BEGIN Supplied entries

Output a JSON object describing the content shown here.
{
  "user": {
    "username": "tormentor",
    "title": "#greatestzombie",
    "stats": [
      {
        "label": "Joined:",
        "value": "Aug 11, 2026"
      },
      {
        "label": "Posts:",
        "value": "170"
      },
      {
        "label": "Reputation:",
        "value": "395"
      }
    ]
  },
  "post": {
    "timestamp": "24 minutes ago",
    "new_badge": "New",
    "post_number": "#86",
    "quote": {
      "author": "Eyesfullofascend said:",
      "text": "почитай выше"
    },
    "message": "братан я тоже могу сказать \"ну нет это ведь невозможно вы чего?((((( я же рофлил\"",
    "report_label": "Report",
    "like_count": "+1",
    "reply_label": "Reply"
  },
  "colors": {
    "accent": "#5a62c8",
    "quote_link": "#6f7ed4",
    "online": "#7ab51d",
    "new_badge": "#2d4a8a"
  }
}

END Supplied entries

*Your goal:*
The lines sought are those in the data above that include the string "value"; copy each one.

*Exercise output:*
        "value": "Aug 11, 2026"
        "value": "170"
        "value": "395"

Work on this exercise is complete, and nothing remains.